Entries provided section start
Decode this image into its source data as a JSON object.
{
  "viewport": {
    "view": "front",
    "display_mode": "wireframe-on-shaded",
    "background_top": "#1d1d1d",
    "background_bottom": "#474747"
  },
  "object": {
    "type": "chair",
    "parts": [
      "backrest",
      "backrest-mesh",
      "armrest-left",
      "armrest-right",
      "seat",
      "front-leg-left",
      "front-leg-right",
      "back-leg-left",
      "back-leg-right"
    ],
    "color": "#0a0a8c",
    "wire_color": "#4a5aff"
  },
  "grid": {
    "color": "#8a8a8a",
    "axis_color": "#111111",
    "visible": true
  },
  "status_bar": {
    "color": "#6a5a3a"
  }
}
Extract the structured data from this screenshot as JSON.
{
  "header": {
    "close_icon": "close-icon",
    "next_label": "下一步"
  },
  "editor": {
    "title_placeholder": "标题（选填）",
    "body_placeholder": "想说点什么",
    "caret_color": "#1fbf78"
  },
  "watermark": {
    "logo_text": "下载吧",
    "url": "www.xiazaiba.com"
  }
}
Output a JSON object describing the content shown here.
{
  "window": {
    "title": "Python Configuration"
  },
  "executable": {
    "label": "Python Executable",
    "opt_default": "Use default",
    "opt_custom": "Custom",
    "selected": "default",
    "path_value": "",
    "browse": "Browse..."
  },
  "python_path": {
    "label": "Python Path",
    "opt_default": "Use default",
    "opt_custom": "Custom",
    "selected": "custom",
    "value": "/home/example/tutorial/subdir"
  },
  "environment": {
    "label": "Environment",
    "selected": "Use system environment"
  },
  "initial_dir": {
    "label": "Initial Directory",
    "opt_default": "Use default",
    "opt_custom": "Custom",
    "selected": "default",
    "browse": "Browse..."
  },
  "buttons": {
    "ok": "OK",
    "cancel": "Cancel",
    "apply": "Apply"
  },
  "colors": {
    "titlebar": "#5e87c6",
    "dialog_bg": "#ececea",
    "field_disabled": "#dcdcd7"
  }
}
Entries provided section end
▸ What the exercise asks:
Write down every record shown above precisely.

▸ Finished task:
Decode this image into its source data as a JSON object.
{
  "viewport": {
    "view": "front",
    "display_mode": "wireframe-on-shaded",
    "background_top": "#1d1d1d",
    "background_bottom": "#474747"
  },
  "object": {
    "type": "chair",
    "parts": [
      "backrest",
      "backrest-mesh",
      "armrest-left",
      "armrest-right",
      "seat",
      "front-leg-left",
      "front-leg-right",
      "back-leg-left",
      "back-leg-right"
    ],
    "color": "#0a0a8c",
    "wire_color": "#4a5aff"
  },
  "grid": {
    "color": "#8a8a8a",
    "axis_color": "#111111",
    "visible": true
  },
  "status_bar": {
    "color": "#6a5a3a"
  }
}
Extract the structured data from this screenshot as JSON.
{
  "header": {
    "close_icon": "close-icon",
    "next_label": "下一步"
  },
  "editor": {
    "title_placeholder": "标题（选填）",
    "body_placeholder": "想说点什么",
    "caret_color": "#1fbf78"
  },
  "watermark": {
    "logo_text": "下载吧",
    "url": "www.xiazaiba.com"
  }
}
Output a JSON object describing the content shown here.
{
  "window": {
    "title": "Python Configuration"
  },
  "executable": {
    "label": "Python Executable",
    "opt_default": "Use default",
    "opt_custom": "Custom",
    "selected": "default",
    "path_value": "",
    "browse": "Browse..."
  },
  "python_path": {
    "label": "Python Path",
    "opt_default": "Use default",
    "opt_custom": "Custom",
    "selected": "custom",
    "value": "/home/example/tutorial/subdir"
  },
  "environment": {
    "label": "Environment",
    "selected": "Use system environment"
  },
  "initial_dir": {
    "label": "Initial Directory",
    "opt_default": "Use default",
    "opt_custom": "Custom",
    "selected": "default",
    "browse": "Browse..."
  },
  "buttons": {
    "ok": "OK",
    "cancel": "Cancel",
    "apply": "Apply"
  },
  "colors": {
    "titlebar": "#5e87c6",
    "dialog_bg": "#ececea",
    "field_disabled": "#dcdcd7"
  }
}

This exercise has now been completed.